The best thing for me about being a gymnastics coach was seeing the look on my gymnasts' faces when they finally manage to complete and land a skill which you both have been working on, sometimes for months and even years.
Seeing their faces, literally shining with pride in themselves and happiness is amazing. Often, us coaches do not get the chance to sit down and actually chat about why we coach and what we love about it = because when we are in the gym, we are there to work.
I recently chatted to two other coaches. Sophie is 16 and is also still a gymnast in the Falkirk Infinity Team Gym. She will represent Scotland at a non-professional level this summer at Eurogym. The other coach, Ailsa is 23, a former Scotland gymnast, Scotland's Young Coach of the Year for 2013 and currently coaching future talent towards national level.
I asked them why they coach and they both independently said the same thing as me about sharing in the delight of our gymnasts when they actually finally manage to perfect a particular skill.

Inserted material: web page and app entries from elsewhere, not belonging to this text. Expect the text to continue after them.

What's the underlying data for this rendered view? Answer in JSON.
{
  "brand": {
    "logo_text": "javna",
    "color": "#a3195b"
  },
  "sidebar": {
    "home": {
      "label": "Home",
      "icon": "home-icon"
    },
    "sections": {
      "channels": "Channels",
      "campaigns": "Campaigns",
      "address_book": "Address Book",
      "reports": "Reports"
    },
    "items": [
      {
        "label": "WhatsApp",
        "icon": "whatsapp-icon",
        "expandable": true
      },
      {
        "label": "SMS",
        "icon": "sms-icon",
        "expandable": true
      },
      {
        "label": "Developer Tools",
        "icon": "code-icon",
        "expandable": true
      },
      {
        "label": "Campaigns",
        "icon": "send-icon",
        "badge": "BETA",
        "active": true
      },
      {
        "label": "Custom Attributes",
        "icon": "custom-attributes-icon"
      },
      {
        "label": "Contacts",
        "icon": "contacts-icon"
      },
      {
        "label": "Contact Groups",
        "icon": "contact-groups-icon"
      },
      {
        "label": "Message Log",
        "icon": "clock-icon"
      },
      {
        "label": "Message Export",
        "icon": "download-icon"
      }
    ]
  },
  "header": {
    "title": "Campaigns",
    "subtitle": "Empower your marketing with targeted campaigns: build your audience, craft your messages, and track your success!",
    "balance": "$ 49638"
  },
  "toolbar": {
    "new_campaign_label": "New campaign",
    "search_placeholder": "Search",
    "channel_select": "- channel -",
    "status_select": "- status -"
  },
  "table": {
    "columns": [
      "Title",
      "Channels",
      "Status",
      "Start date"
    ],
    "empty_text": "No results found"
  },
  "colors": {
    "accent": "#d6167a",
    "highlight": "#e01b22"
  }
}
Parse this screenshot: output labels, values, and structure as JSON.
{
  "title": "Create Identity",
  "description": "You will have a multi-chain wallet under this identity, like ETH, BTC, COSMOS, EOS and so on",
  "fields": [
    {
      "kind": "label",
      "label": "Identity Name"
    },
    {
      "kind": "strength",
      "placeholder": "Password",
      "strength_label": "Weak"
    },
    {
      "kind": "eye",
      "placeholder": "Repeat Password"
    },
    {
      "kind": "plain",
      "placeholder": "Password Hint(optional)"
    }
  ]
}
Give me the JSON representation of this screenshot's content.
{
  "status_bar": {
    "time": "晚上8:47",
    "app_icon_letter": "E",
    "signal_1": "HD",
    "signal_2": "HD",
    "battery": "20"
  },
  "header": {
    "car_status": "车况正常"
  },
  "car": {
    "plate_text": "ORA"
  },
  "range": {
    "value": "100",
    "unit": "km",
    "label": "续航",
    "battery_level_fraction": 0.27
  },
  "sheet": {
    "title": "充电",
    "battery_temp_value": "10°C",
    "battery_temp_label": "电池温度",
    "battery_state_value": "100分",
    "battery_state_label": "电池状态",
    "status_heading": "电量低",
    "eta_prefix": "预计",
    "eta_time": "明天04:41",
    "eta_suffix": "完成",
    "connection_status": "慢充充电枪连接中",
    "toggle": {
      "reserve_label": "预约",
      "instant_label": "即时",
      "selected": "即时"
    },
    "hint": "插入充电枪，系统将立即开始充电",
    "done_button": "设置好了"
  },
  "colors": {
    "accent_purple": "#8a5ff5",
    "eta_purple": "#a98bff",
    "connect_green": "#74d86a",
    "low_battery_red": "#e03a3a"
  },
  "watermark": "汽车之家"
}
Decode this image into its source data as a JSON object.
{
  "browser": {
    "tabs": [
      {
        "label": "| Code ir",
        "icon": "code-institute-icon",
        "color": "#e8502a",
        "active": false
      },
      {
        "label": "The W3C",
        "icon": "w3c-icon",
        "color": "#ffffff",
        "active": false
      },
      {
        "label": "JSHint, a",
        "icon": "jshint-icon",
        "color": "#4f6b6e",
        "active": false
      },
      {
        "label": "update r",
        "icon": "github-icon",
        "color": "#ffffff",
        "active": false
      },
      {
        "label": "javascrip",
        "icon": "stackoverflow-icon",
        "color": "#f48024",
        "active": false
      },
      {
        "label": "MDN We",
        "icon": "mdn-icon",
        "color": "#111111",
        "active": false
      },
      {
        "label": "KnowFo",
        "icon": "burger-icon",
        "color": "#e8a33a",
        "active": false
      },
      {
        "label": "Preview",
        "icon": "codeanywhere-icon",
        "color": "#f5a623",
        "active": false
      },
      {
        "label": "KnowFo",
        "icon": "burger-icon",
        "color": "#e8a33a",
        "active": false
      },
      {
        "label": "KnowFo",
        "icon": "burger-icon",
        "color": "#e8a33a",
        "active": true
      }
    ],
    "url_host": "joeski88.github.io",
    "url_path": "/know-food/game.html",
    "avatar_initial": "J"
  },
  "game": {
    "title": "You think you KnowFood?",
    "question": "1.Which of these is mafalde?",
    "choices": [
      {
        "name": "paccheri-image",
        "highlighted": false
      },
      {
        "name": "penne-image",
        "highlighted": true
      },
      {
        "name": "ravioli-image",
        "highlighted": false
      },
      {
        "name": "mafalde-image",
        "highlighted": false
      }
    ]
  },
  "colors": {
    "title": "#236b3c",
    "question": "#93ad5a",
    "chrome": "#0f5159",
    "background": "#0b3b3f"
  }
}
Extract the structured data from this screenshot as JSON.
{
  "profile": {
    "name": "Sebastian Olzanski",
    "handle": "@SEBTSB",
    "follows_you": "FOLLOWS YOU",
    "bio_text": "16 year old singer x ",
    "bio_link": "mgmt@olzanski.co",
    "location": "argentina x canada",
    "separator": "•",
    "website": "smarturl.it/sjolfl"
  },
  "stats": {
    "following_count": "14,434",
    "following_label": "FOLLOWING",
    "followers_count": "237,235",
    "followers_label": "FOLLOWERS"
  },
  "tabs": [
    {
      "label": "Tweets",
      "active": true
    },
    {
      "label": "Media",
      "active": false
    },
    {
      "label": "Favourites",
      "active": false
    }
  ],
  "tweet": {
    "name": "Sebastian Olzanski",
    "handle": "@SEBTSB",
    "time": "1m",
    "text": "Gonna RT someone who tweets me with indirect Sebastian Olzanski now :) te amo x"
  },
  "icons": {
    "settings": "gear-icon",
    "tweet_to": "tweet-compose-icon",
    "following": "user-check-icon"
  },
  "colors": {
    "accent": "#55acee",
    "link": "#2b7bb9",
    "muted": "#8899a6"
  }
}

Ailsa says that she finds their happiness infectious and it's a privilege to be part of that. Sophie thinks that it is so rewarding to see the kids progress in their gymnastics and she can relate to them as she goes through the same emotions that they do when they finally get it right.
It's so exciting when they do a skill they just couldn't get before and everyone in the gym is keen to share in each others' achievements. We have a show and tell bell - if you don't have it in your gym, you need to install one...a legacy from a professional US Coach whom we coached under recently for a year. When the bell rings, everyone in the gym stops what they are doing as it means that someone can finally, perfectly do a skill which they have been working on so hard. So they get the spotlight on them and you keep your fingers crossed that they can do it with everyone watching. Mostly, they don't ring the bell until they have been doing it perfectly over and over so we usually have a successful move - it is then time for applause and high fives all around.
We all really do care that our gymnasts do as well as they possibly can and truly reach their potential. You never know, you may have a budding future Commonwealth gymnast on your hands. Ailsa currently has one of her squad, who we both have taught since she was four and was recently moved up in level, in the Scottish Regional Development squads so you never know, she may be a future Commonwealth competitor for Scotland.
Another thing that came out of conversations with Ailsa was that I didn't actually know much about her achievements as a gymnast. I've known her since she was 16 but that was when she moved into the Falkirk Infinity Team so I didn't realise that she'd been competing for Scotland prior to this.
I asked about her best moves that she was training, before she retired from professional. She'd been doing Tsukaharas* on vault and front somersaults on beam, these are high tariff moves which we will see performed this summer at the Commonwealth gymnastic events.
When you see these fancy moves, think about what has went into them. There is barely any room for mistakes, for example, if you take the front summie on beam. This is scary because the beam is only 10cm wide plus with any front somersault, you have a totally blind landing. So imagine yourself with both your feet on 10cm wide beam, blindfolded, 1.25metres up. I think you'd find that it would feel impossible to even do the tinyest jump far less somersault forward in the air to land on that 10cm without being able to even see where your feet with land?
I previously asked anyone involved at gymnastics at any level to get in touch. At Glasgow 2014, we will only see the artistic and rhythmic gymnastics disciplines. However, across Scotland, there are lots of gymnasts participating and achieving within their own discipline. Abbie Gray and her Mum got in touch.
Abbie is 10 and half and she's been doing acrobatic gymnastics and tumble at the East Kilbride Gymnastics Club for the last two and a half years and she has well and truly caught the bug.
She says that she got in to it because it looked exciting and fun, and she really wanted to learn how to backflip (she can now do a staggering 15 in a row).
Abbie said: "If I didn't go to gymnastics I wouldn't know about tumble and I love tumble. I went to the British Championships when I was only nine years old and came 5th.
"Although I didn't win I've got a place in the first ever Scottish Tumble Squad and that makes me really happy. I started tumble because it looked really cool and I think it's really exciting but sometimes scary because I go so fast!''
I asked Abbie about her thoughts about the upcoming Commonwealth Games. She is so excited because, like Ailsa and myself (sorry, Sophie!), she has tickets for the gymnastics at the Hydro. She is really looking forward to seeing Daniel Purvis and thinks that he's great. Abbie confided that she knows that Acro gymnastics and tumble are not part of Olympic or Commonwealth Gymnastic disciplines at the moment, but she hopes that one day this will change and she can compete at this level.
Please do get in touch with me at firstname.lastname@example.org with your gymnastic experiences. I'd love to know more about what's going on in the many clubs across Scotland.
*The Tsukahara is a vault, named after Japanese gymnast Mitsou Tsukahara. In a Tsuakahara, the gymnast jumps off the springboard and performs a quarter turn onto the horse, then pushes off his hands and does a back flip (often with multiple twists, or even more than one flip). It's often shortened to simply a "Tsuk".